James Finn: ‘Moms for Liberty’ Succeed in Banning ‘Girls Who Code’ from Schools
James Finn writes about yet another target of the book banners.
My women friends in the tech industry tell me they’re under-represented and sometimes feel disrespected or overlooked at work. They say women make excellent programmers and data scientists, but girls often internalize the opposite message while they’re still very small. My women friends say empowering girls is critical to countering pressure girls feel not to study math and science.
That pressure continues this morning in a shocking way, led by a group of Republican/Christian activists infamous for trying to ban books by and about LGBTQ and Black people.
Sometimes conservatives tell you loudly who they are and what they stand for. This is one of those times. Every person of good will in the United States, regardless of party affiliation, needs to listen carefully. Is their vision for the U.S. one you’re truly okay with?
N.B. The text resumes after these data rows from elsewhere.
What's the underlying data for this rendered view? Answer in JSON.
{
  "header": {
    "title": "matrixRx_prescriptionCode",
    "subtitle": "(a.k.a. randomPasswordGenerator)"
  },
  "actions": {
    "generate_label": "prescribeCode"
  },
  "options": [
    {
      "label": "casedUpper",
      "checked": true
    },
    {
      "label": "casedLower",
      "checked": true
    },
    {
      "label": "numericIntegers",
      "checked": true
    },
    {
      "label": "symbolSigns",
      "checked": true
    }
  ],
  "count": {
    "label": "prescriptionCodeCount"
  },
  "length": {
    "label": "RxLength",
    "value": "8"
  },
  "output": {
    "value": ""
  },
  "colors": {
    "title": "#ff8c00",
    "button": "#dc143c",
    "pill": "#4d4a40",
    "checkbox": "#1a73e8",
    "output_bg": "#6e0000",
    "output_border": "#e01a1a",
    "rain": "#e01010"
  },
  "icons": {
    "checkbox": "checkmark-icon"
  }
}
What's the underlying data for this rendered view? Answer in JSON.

Reshma Saujani is a woman who saw a problem and met it head on. In 2012, she began publishing a series of light-hearted, playful books called Girls Who Code, featuring tween girls who form a school coding club. The books are cute, positive, and empowering. They show girls that programming is cool and fun — for everyone, not just for boys.
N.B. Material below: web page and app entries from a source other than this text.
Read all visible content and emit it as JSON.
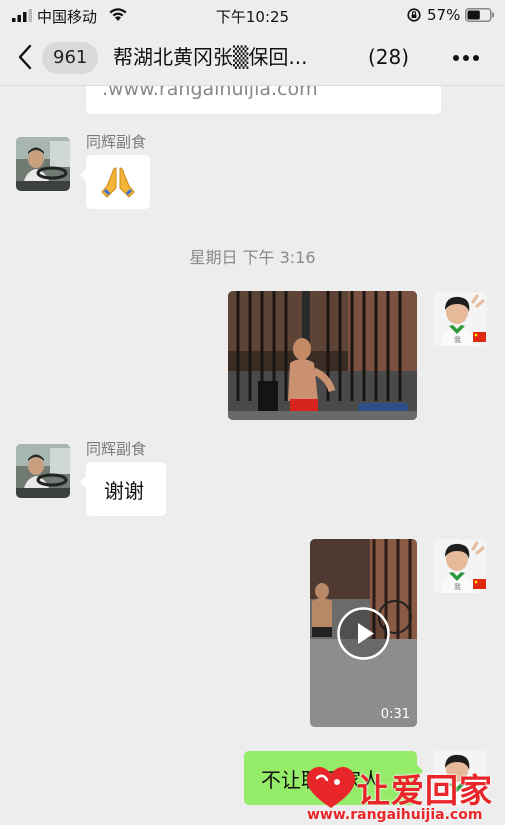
{
  "status_bar": {
    "carrier": "中国移动",
    "time": "下午10:25",
    "battery_percent": "57%",
    "battery_level": 0.57
  },
  "nav": {
    "unread_count": "961",
    "title": "帮湖北黄冈张▒保回...",
    "member_count": "(28)"
  },
  "messages": {
    "link_partial": ".www.rangaihuijia.com",
    "sender_1": "同辉副食",
    "emoji_message": "pray-icon",
    "timestamp": "星期日 下午 3:16",
    "sender_2": "同辉副食",
    "text_1": "谢谢",
    "video_duration": "0:31",
    "text_2": "不让联系家人"
  },
  "watermark": {
    "title": "让爱回家",
    "url": "www.rangaihuijia.com"
  },
  "colors": {
    "background": "#ededed",
    "own_bubble": "#95ec69",
    "other_bubble": "#ffffff",
    "watermark_red": "#e8262a"
  }
}
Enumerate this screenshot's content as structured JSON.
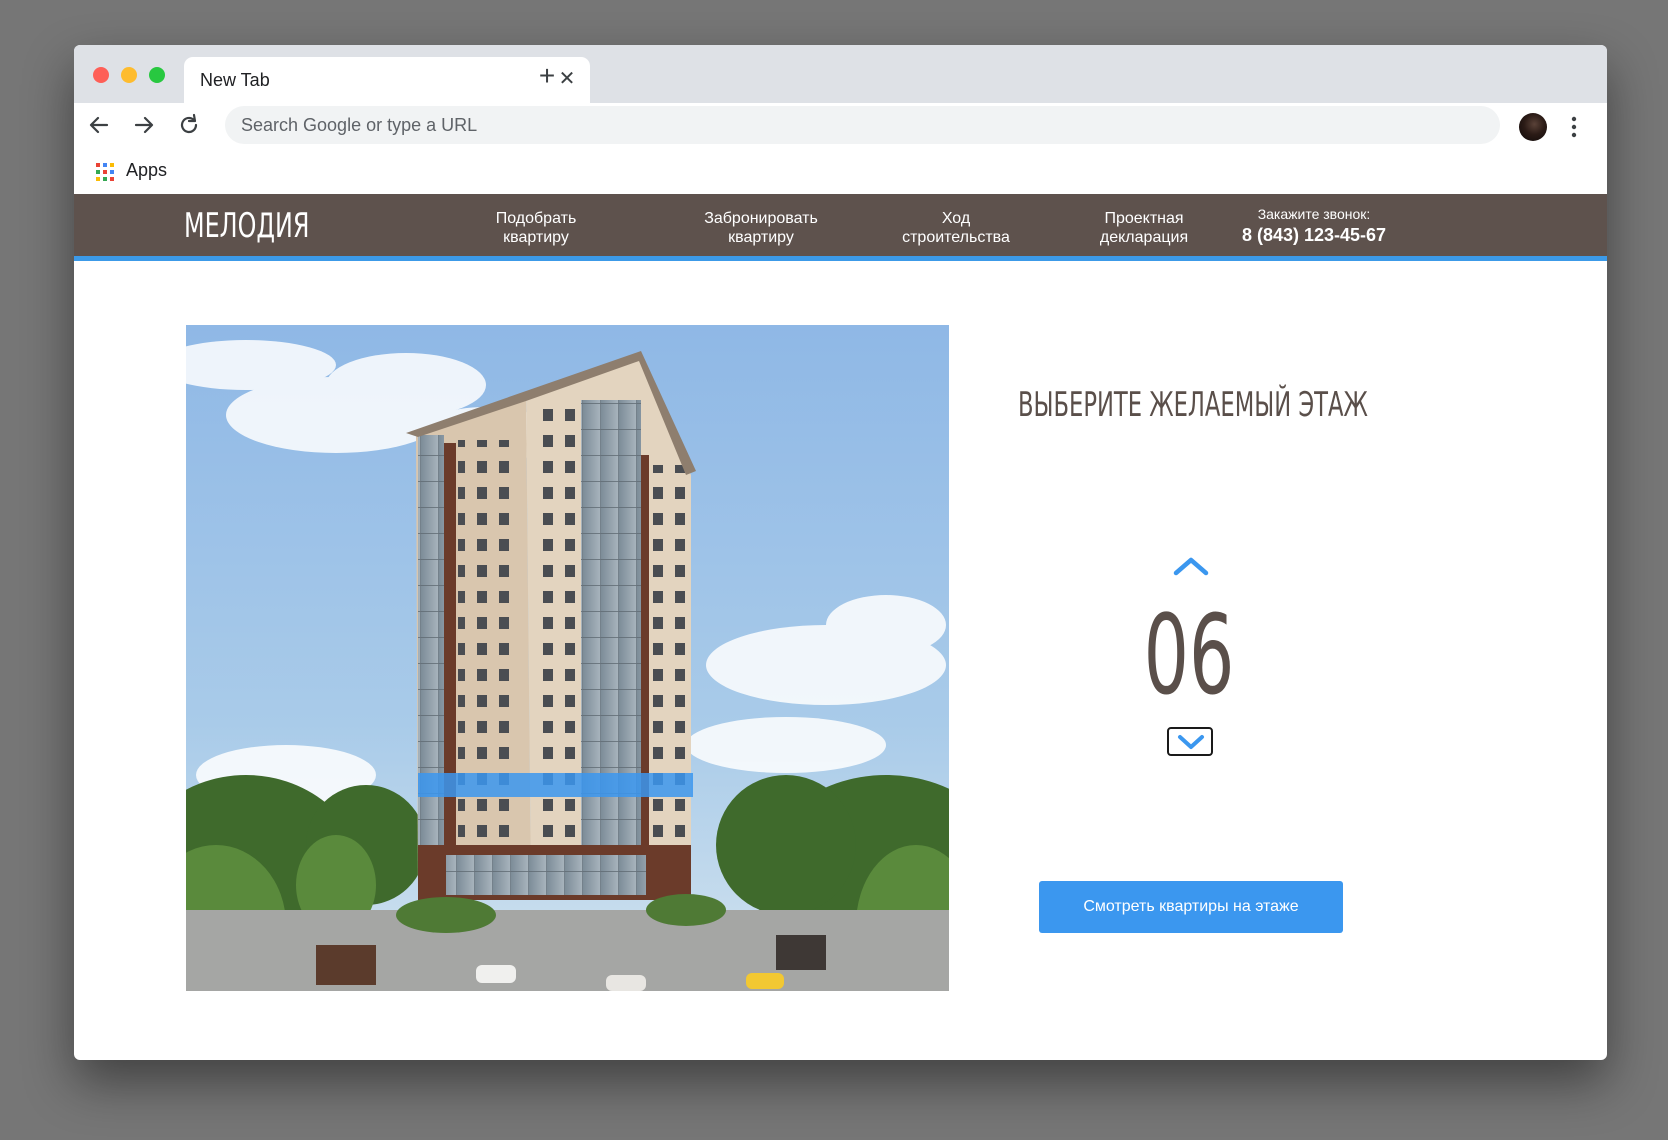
{
  "browser": {
    "tab_title": "New Tab",
    "omnibox_placeholder": "Search Google or type a URL",
    "bookmarks": [
      {
        "label": "Apps"
      }
    ]
  },
  "site": {
    "logo": "МЕЛОДИЯ",
    "nav": [
      {
        "label_line1": "Подобрать",
        "label_line2": "квартиру"
      },
      {
        "label_line1": "Забронировать",
        "label_line2": "квартиру"
      },
      {
        "label_line1": "Ход",
        "label_line2": "строительства"
      },
      {
        "label_line1": "Проектная",
        "label_line2": "декларация"
      }
    ],
    "callback": {
      "caption": "Закажите звонок:",
      "phone": "8 (843) 123-45-67"
    }
  },
  "floor_picker": {
    "heading": "ВЫБЕРИТЕ ЖЕЛАЕМЫЙ ЭТАЖ",
    "current_floor": "06",
    "cta_label": "Смотреть квартиры на этаже"
  },
  "colors": {
    "header_bg": "#5e524d",
    "accent": "#3b97ef",
    "text_dark": "#5a4f4a"
  },
  "icons": [
    "back-arrow-icon",
    "forward-arrow-icon",
    "reload-icon",
    "apps-grid-icon",
    "more-vert-icon",
    "chevron-up-icon",
    "chevron-down-icon",
    "close-icon",
    "plus-icon"
  ]
}
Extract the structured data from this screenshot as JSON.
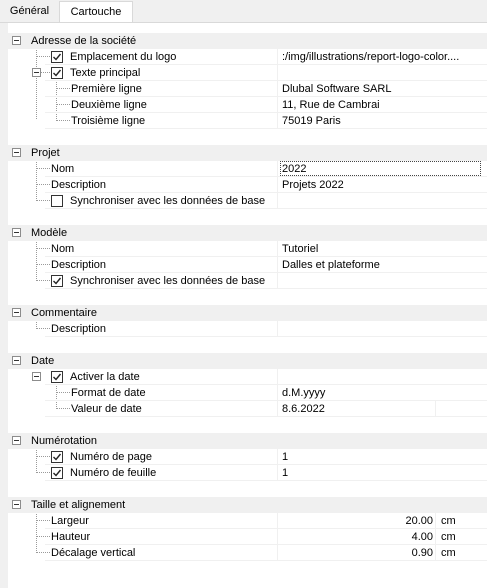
{
  "tabs": [
    {
      "label": "Général"
    },
    {
      "label": "Cartouche"
    }
  ],
  "sections": {
    "company": {
      "title": "Adresse de la société",
      "logo_label": "Emplacement du logo",
      "logo_value": ":/img/illustrations/report-logo-color....",
      "logo_checked": true,
      "text_label": "Texte principal",
      "text_checked": true,
      "line1_label": "Première ligne",
      "line1_value": "Dlubal Software SARL",
      "line2_label": "Deuxième ligne",
      "line2_value": "11, Rue de Cambrai",
      "line3_label": "Troisième ligne",
      "line3_value": "75019 Paris"
    },
    "project": {
      "title": "Projet",
      "name_label": "Nom",
      "name_value": "2022",
      "desc_label": "Description",
      "desc_value": "Projets 2022",
      "sync_label": "Synchroniser avec les données de base",
      "sync_checked": false
    },
    "model": {
      "title": "Modèle",
      "name_label": "Nom",
      "name_value": "Tutoriel",
      "desc_label": "Description",
      "desc_value": "Dalles et plateforme",
      "sync_label": "Synchroniser avec les données de base",
      "sync_checked": true
    },
    "comment": {
      "title": "Commentaire",
      "desc_label": "Description",
      "desc_value": ""
    },
    "date": {
      "title": "Date",
      "activate_label": "Activer la date",
      "activate_checked": true,
      "format_label": "Format de date",
      "format_value": "d.M.yyyy",
      "value_label": "Valeur de date",
      "value_value": "8.6.2022"
    },
    "numbering": {
      "title": "Numérotation",
      "page_label": "Numéro de page",
      "page_value": "1",
      "page_checked": true,
      "sheet_label": "Numéro de feuille",
      "sheet_value": "1",
      "sheet_checked": true
    },
    "size": {
      "title": "Taille et alignement",
      "width_label": "Largeur",
      "width_value": "20.00",
      "width_unit": "cm",
      "height_label": "Hauteur",
      "height_value": "4.00",
      "height_unit": "cm",
      "offset_label": "Décalage vertical",
      "offset_value": "0.90",
      "offset_unit": "cm"
    }
  }
}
The books also teach little kids basic programming concepts in a fun way kids praise as simple to grasp.
The books zoomed to instant popularity and today can be found in virtually every elementary and middle school library in the U.S. Many teachers keep copies in their classrooms.
Reviewers have compared the books’ style to The Baby Sitters Club. Tween girls (and boys too!) say they love them.
The idea the books should be controversial never occurred to anyone until this summer, when the anti-LGBTQ, Republican-activists Moms For Liberty starting urging school boards to ban them.